Thanks for appreciating my note. A risky thing to do, but I couldn’t resist. And sorry for the couple infelicitous phrases and typos. One clarification: I’m not dismissing genre writers; I’m saying that the rules are a little different. For instance, my colleague Markus sold a new crime writer, Josh Bazell, to Little, Brown in a two-book deal. The main character of his first book, BEAT THE REAPER, is designed to be a continuing character, and the house paid a nice advance because they’re investing not only in the writer but in that particular character. They don’t want to spend money to make the character a star (never mind the writer) without having the ability to spread that investment over two books and without feeling like they won’t have some time to evaluate whether they’ve “grown” the series. So while it’s possible we could have battled to make it a one-book deal, it would have been counter-productive — it wouldn’t have served the publisher OR the writer.

So all I’m saying is that the rules are different, because the conventions are different. If you’re a crime writer, for instance, you’re supposed to hand in that next book a year later, maybe 18 months, so the house can publish on a consistent schedule and build the series. That isn’t the expectation with literary fiction. No slight intended! Especially from someone who, if he has time to read anything but his own books (he doesn’t at the moment), reads genre.

Shown The Money?

STATUS: I’m starting to, gasp, feel normal.
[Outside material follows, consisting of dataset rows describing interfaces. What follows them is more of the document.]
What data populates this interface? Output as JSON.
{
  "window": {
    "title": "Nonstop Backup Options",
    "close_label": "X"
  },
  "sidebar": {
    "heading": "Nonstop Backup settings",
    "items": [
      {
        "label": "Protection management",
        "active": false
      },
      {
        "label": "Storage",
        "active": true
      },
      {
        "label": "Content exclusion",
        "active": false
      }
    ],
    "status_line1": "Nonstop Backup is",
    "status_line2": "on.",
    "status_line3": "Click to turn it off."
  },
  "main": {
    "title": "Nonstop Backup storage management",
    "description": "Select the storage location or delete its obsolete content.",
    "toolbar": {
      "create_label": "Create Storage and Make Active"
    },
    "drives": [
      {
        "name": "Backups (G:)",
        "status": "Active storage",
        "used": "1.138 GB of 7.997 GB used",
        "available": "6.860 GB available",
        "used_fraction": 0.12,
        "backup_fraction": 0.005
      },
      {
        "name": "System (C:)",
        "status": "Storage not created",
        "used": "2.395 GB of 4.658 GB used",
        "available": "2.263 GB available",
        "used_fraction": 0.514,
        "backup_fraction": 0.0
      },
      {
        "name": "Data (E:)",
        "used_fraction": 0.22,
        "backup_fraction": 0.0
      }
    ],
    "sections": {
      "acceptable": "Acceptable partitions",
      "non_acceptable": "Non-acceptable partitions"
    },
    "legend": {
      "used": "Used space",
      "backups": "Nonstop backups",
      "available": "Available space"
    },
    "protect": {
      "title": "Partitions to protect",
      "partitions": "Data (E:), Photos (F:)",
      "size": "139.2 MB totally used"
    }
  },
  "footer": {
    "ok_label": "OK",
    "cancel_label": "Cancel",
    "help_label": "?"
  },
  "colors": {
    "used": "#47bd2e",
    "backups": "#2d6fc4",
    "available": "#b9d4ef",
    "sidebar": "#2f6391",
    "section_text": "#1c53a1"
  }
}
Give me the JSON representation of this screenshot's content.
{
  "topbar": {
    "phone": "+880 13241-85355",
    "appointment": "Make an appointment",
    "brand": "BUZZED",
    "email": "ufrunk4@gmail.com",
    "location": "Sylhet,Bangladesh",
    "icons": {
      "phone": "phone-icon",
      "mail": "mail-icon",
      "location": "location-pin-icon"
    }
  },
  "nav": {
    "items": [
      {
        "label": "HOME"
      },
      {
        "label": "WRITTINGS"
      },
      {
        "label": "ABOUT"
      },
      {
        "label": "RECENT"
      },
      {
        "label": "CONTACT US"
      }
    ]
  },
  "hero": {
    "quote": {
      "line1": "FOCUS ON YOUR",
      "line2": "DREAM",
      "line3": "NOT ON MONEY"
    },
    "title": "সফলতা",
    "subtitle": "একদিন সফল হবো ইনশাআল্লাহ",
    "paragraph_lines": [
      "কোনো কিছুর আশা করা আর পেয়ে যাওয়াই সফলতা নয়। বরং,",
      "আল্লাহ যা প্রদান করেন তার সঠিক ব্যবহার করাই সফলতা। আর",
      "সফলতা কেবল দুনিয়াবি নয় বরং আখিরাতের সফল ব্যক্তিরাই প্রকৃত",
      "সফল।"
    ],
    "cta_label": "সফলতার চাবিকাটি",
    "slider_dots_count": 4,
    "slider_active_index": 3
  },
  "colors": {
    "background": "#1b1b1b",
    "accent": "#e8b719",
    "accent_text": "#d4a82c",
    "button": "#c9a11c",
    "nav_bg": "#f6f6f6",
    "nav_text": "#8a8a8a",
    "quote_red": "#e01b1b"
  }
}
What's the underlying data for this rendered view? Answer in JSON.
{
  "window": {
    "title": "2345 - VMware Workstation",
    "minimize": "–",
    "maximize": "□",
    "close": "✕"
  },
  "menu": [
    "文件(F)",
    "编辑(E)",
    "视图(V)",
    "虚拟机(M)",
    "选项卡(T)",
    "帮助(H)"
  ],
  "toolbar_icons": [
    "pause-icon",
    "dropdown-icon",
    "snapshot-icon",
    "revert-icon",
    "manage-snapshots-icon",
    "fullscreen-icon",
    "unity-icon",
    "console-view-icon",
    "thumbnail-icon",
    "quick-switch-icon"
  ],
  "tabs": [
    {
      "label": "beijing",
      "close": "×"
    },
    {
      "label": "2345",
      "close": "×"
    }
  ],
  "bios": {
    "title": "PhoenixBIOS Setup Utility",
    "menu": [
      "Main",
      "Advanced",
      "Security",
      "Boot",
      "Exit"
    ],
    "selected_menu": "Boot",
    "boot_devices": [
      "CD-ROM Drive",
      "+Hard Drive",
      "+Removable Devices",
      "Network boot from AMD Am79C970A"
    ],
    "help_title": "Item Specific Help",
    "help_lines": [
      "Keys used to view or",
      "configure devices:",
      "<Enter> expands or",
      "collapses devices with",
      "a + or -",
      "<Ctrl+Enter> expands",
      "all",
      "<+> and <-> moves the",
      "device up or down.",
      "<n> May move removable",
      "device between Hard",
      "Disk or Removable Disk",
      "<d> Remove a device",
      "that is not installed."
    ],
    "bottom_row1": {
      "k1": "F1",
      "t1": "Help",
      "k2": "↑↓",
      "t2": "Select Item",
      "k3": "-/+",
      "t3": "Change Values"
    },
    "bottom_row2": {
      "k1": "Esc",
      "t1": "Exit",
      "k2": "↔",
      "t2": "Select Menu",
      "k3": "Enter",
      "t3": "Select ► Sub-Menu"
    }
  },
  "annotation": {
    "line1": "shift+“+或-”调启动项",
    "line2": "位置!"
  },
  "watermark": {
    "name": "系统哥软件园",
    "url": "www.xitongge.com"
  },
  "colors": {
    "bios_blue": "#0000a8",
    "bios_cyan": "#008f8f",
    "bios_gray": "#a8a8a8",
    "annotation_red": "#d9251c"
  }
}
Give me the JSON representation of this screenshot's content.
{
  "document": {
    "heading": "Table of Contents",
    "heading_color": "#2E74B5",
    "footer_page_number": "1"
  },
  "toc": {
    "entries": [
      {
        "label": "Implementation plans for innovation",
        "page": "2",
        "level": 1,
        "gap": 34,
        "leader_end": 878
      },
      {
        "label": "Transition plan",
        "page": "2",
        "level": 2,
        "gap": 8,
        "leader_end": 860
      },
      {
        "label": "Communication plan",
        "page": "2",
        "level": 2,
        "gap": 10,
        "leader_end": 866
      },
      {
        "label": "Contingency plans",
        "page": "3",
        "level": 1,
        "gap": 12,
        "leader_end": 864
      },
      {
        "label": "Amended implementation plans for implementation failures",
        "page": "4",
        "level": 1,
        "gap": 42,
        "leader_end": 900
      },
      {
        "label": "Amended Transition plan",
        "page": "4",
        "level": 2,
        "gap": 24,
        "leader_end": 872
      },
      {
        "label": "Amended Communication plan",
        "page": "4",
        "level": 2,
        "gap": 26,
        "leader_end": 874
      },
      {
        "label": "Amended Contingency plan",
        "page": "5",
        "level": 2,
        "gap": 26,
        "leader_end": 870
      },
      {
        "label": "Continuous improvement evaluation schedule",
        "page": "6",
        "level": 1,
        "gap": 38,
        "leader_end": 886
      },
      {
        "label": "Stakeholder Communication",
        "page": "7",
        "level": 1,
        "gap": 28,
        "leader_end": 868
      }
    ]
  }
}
Surely this is the end of bad cold?

What’s playing on the iPod right now? YOU BELONG TO ME by Anita Baker

I just read on Galley Cat that Audrey Niffenegger, author of the very wonderful TIME TRAVELER’S WIFE, just sold her next novel for 4.8 million.

Sources close to the negotiation say….

This cracks me up. If the publisher or the agent really didn’t want the public to know what a book sold for, trust me, the word would not get out. Unless a leak happened of course. (There are many tales of editorial assistants being bribed for info but I have to say, I never could confirm any of these tales. And I imagine all the EAs out there are wondering how to get that gig!) Regardless, either a leak happened or the parties involved wanted it to be known.

Now my blog is not about whether Audrey deserves said advance. That’s really not the point. Her first novel did well; based on sales numbers alone I’d say that advance is commensurate* with performance. Now it didn’t state this in the article but I’m sensing this was a complete manuscript she sold (as it’s been six years since the release of her prior novel).

[side story: I was at the 2003 BEA in LA when I happened by the MacAdam/Cage booth to talk to an editor friend of mine. She mentioned this debut author of hers so I wanted to stop in and lend support. There in the booth was the editor, the author, a large stack of galleys, and not too much traffic. I sat down and had a cup of tea and some lively conversation. I took a plain blue cover galley home with me. Yep, you guessed it. I have an original galley of THE TIME TRAVELER’S WIFE—which I read and loved.]

But that’s off topic. Basically, and here’s the point to my blog entry, wait for it, I want to say that I think Audrey was smart. She wrote her next novel and then sold it. Actually this is all speculation as I certainly don’t know if that’s what she did but it sounds like it from the article.

Talk about significantly alleviating the pressure of performance for a sophomore effort.

We don’t talk about it much in publishing but I do think it can be rough on an author to do really well with book 1, do a big deal for a next book, and then have the pressure on for the writing of said second novel.

I know what you’re thinking. Cry me a river. You’d like to have such a problem.

[*thanks for the typo catch! I laughed when I reread my entry this morning.]